"I just tapped him a little bit with my foot," Muhammad Sharma testified. "He was sleeping."

When Sharma failed to wake up Doucette, he used his walkie-talkie to call Bentley, his patrol partner, for assistance. Sharma was speaking to a friend on his cell phone when Bentley entered the alley.

Sharma said Bentley smiled at him and asked if anyone was looking.

Before Sharma could answer, Bentley "took his feet and then he stomped on the man's stomach," Sharma testified.

Doucette inhaled loudly and grabbed his stomach, Sharma told court.

The surveillance camera did not capture what happened in the alcove, but Sharma is clearly shown in the middle of the alley recoiling in reaction to the alleged attack.

"I was still on the phone," Sharma said. "I was in shock at what happened."

Muhammad Sharma outside the Edmonton courthouse Monday before testifying at Sheldon Bentley's manslaughter trial. (Janice Johnston/CBC News )

Sharma said he approached Doucette to see if he was OK and was surprised when Bentley took a $20 bill Doucette was clutching in his hand. When Sharma asked him why, Bentley allegedly replied, "He doesn't need it."

'The man that you kicked — he's dead'

Sharma said Bentley told Doucette, "Get up. Come on. I don't have all day," then kicked him in the knee.

According to Sharma, Doucette looked at Bentley and asked, "Why are you so mean?"

"He'd already kicked him once in the stomach. Then he kicked him in the knee," Sharma testified.

"Then he said, 'Now I'm going to kick him in a place where it hurts.' "

Sheldon Bentley eats his lunch outside the Edmonton courthouse Monday during a break in his manslaughter trial. (Janice Johnston/CBC News )

The guards managed to get Doucette to his feet and propped him up as they led him out of the alley to a nearby shady spot. Sharma said Doucette needed help to sit down, but his eyes were open and he didn't appear to be in medical distress.

Sharma said he and Bentley walked away from Doucette and resumed their patrols.

Surveillance video captured Bentley moments later, inside a liquor store.

The prosecutor told court Bentley handed the stolen $20 bill to an employee and asked him to clean it for him, then returned later to pick it up.

Doucette had been lying in the shade for almost an hour when ambulances rushed to the scene.

"I heard sirens then when I looked, I saw them at the exact location where the man was," Sharma said. He immediately let Bentley know.

"I said, 'The man that you kicked — he's dead,' " Sharma testified.

According to Sharma, Bentley responded, "Don't tell them that I kicked him. Because it's probably because of my kick that he died."

Sharma said he was too afraid for his own safety and the safety of his children to go to police immediately.

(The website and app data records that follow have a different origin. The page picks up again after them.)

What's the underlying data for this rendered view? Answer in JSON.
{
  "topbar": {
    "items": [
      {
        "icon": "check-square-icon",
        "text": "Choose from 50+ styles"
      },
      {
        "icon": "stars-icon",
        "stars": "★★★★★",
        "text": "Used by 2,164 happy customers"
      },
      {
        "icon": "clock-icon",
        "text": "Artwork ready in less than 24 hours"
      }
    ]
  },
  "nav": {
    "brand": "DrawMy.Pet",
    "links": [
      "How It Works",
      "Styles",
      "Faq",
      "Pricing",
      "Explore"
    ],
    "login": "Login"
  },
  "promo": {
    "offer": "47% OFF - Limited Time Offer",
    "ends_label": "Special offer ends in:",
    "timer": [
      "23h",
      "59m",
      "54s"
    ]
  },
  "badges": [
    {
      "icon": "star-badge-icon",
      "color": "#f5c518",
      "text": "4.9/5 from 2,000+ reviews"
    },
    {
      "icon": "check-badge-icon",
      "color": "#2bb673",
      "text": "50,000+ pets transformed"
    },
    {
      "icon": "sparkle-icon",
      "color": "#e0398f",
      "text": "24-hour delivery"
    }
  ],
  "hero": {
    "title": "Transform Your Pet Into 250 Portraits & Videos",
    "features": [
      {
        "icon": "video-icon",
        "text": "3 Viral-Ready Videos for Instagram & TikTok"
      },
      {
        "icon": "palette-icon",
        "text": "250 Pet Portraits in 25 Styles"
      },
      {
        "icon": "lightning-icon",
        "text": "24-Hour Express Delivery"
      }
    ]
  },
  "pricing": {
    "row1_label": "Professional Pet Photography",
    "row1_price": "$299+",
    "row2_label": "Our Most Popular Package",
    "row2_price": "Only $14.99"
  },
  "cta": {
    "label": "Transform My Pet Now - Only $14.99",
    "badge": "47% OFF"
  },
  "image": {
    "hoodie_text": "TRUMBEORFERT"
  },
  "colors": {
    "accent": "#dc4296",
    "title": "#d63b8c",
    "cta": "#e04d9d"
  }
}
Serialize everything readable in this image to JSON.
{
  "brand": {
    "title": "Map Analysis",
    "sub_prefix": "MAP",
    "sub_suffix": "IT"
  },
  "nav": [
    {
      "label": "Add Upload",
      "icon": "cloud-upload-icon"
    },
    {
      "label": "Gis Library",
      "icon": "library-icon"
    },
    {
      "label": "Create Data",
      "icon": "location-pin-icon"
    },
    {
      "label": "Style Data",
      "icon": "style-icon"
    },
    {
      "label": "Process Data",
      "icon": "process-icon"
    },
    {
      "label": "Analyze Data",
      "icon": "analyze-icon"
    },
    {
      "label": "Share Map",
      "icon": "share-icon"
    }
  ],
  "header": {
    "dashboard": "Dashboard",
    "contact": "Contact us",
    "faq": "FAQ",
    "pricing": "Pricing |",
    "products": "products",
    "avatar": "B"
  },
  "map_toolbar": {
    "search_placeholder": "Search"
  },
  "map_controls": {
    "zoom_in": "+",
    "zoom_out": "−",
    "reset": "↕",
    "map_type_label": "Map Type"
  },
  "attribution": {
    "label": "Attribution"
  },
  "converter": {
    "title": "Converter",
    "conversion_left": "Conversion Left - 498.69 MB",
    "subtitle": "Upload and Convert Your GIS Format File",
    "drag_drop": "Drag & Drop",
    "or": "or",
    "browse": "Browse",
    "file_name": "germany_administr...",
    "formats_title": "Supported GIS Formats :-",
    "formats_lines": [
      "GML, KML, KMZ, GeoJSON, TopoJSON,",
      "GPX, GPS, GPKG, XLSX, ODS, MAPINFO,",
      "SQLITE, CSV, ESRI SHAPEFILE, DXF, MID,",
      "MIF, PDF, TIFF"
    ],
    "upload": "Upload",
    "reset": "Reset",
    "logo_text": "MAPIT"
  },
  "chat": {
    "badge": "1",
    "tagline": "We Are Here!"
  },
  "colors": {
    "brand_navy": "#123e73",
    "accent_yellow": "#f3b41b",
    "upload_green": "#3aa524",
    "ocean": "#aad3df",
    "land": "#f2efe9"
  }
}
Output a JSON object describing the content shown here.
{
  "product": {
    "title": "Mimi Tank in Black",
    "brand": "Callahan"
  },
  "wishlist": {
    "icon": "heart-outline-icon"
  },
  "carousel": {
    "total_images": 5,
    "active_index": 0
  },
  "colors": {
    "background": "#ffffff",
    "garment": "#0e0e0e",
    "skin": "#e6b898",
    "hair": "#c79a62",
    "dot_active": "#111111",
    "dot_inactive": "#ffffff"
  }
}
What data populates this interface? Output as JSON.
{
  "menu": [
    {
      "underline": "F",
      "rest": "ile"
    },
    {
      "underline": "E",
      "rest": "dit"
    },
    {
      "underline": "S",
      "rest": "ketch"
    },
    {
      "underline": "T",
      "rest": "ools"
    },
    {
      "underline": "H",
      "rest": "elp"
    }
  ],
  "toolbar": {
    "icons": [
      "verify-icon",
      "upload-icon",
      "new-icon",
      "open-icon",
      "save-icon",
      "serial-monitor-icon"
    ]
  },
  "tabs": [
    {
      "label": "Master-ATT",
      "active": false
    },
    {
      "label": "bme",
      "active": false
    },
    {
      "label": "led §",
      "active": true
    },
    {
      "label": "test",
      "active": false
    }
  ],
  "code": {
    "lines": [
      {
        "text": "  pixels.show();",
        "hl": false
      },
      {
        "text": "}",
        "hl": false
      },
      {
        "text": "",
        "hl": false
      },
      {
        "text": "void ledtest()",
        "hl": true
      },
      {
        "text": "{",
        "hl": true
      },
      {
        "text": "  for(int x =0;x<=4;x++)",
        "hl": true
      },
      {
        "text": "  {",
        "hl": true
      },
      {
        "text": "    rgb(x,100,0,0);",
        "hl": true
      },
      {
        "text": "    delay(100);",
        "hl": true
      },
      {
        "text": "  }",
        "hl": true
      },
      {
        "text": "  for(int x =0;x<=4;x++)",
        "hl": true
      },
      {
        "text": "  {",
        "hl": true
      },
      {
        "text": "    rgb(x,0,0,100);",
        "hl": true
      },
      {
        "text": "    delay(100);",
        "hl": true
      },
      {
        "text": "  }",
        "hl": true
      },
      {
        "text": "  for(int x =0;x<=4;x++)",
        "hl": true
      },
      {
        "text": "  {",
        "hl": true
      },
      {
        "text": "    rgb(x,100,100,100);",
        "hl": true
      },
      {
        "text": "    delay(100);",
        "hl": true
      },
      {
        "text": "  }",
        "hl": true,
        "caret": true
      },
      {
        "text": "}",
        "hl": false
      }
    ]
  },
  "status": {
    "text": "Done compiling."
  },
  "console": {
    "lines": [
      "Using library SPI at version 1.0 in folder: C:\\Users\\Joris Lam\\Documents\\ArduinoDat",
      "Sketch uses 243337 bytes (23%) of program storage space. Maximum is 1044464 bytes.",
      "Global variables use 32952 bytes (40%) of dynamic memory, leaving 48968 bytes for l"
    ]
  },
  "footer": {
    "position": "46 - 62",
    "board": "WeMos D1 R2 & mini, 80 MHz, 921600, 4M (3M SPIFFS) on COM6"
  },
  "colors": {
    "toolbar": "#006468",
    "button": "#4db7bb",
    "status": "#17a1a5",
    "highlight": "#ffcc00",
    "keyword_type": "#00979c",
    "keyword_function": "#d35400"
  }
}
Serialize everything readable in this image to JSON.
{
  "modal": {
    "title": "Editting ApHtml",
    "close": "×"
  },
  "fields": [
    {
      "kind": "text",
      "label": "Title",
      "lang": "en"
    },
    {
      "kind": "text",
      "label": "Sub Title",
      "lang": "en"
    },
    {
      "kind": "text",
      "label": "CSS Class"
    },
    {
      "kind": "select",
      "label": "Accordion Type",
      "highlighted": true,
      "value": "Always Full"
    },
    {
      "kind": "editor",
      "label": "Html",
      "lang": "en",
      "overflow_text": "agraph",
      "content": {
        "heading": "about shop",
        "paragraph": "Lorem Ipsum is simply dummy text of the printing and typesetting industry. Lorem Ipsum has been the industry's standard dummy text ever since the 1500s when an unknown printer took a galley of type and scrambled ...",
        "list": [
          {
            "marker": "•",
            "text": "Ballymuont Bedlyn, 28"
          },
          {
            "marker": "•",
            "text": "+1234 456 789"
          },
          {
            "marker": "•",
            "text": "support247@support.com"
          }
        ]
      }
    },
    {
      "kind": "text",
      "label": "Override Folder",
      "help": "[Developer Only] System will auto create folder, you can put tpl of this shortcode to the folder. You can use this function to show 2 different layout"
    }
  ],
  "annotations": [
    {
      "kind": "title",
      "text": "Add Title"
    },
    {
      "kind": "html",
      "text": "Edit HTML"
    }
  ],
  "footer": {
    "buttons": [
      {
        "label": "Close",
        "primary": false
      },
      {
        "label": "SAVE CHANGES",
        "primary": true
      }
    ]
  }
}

"He used to carry a whip that he kept in his locker," Sharma testified about Bentley. "He used to have these boots he said he got from a corrections officer. His handcuffs. He did carry a knife with him. I think he had a baton. He had bear spray."

Sharma called his supervisor for advice.

He said the supervisor told him they'd discuss it the next day and commented, "I think I'm probably going to have to fire Sheldon."

Witness called police next day

Sharma told the judge his conscience got the better of him the next morning.

"I was scared, but I consider myself to be a very spiritual person, a man of faith," Sharma said. "So I guess you could say my faith was telling me to do this. Or my conscience."

The trial is expected to last through June 13.

Bentley is free on bail.


Janice Johnston

Court and crime reporter

Janice Johnston was an investigative journalist with CBC Edmonton who covered Alberta courts and crime for more than three decades. She won a national Radio Television Digital News Association award in 2016 for her coverage of the trial of a 13-year-old Alberta boy who was acquitted of killing his abusive father.